## MATERIAL SUPPLIED

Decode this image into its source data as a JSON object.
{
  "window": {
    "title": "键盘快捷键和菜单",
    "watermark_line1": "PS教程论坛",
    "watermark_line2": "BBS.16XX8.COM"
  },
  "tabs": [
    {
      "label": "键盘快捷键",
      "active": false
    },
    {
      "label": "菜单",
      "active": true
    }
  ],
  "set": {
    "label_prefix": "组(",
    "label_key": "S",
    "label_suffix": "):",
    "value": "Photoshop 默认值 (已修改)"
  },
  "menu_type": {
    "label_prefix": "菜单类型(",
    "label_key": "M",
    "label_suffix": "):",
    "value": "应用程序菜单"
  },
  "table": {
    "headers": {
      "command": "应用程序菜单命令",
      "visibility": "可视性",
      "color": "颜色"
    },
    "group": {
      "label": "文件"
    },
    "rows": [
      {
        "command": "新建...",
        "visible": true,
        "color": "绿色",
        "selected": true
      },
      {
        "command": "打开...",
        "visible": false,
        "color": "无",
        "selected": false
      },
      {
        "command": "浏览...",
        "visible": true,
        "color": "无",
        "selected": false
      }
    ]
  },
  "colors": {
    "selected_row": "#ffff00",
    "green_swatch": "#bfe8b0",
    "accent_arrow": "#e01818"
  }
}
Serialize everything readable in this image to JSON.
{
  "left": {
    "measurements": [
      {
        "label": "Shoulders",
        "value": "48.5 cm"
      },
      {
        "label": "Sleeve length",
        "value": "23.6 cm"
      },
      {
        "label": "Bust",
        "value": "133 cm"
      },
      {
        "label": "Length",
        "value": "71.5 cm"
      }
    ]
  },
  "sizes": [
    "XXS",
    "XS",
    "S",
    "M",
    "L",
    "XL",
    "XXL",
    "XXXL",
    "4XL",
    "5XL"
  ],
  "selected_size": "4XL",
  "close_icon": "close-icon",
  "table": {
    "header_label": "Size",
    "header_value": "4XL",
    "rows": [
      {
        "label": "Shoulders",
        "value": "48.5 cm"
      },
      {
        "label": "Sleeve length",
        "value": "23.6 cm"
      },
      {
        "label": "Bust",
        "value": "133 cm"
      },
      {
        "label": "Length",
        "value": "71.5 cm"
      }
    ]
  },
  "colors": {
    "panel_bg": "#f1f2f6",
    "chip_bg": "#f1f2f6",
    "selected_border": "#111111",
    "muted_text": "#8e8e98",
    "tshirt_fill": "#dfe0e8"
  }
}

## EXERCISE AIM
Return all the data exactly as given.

## TASK RESPONSE
Decode this image into its source data as a JSON object.
{
  "window": {
    "title": "键盘快捷键和菜单",
    "watermark_line1": "PS教程论坛",
    "watermark_line2": "BBS.16XX8.COM"
  },
  "tabs": [
    {
      "label": "键盘快捷键",
      "active": false
    },
    {
      "label": "菜单",
      "active": true
    }
  ],
  "set": {
    "label_prefix": "组(",
    "label_key": "S",
    "label_suffix": "):",
    "value": "Photoshop 默认值 (已修改)"
  },
  "menu_type": {
    "label_prefix": "菜单类型(",
    "label_key": "M",
    "label_suffix": "):",
    "value": "应用程序菜单"
  },
  "table": {
    "headers": {
      "command": "应用程序菜单命令",
      "visibility": "可视性",
      "color": "颜色"
    },
    "group": {
      "label": "文件"
    },
    "rows": [
      {
        "command": "新建...",
        "visible": true,
        "color": "绿色",
        "selected": true
      },
      {
        "command": "打开...",
        "visible": false,
        "color": "无",
        "selected": false
      },
      {
        "command": "浏览...",
        "visible": true,
        "color": "无",
        "selected": false
      }
    ]
  },
  "colors": {
    "selected_row": "#ffff00",
    "green_swatch": "#bfe8b0",
    "accent_arrow": "#e01818"
  }
}
Serialize everything readable in this image to JSON.
{
  "left": {
    "measurements": [
      {
        "label": "Shoulders",
        "value": "48.5 cm"
      },
      {
        "label": "Sleeve length",
        "value": "23.6 cm"
      },
      {
        "label": "Bust",
        "value": "133 cm"
      },
      {
        "label": "Length",
        "value": "71.5 cm"
      }
    ]
  },
  "sizes": [
    "XXS",
    "XS",
    "S",
    "M",
    "L",
    "XL",
    "XXL",
    "XXXL",
    "4XL",
    "5XL"
  ],
  "selected_size": "4XL",
  "close_icon": "close-icon",
  "table": {
    "header_label": "Size",
    "header_value": "4XL",
    "rows": [
      {
        "label": "Shoulders",
        "value": "48.5 cm"
      },
      {
        "label": "Sleeve length",
        "value": "23.6 cm"
      },
      {
        "label": "Bust",
        "value": "133 cm"
      },
      {
        "label": "Length",
        "value": "71.5 cm"
      }
    ]
  },
  "colors": {
    "panel_bg": "#f1f2f6",
    "chip_bg": "#f1f2f6",
    "selected_border": "#111111",
    "muted_text": "#8e8e98",
    "tshirt_fill": "#dfe0e8"
  }
}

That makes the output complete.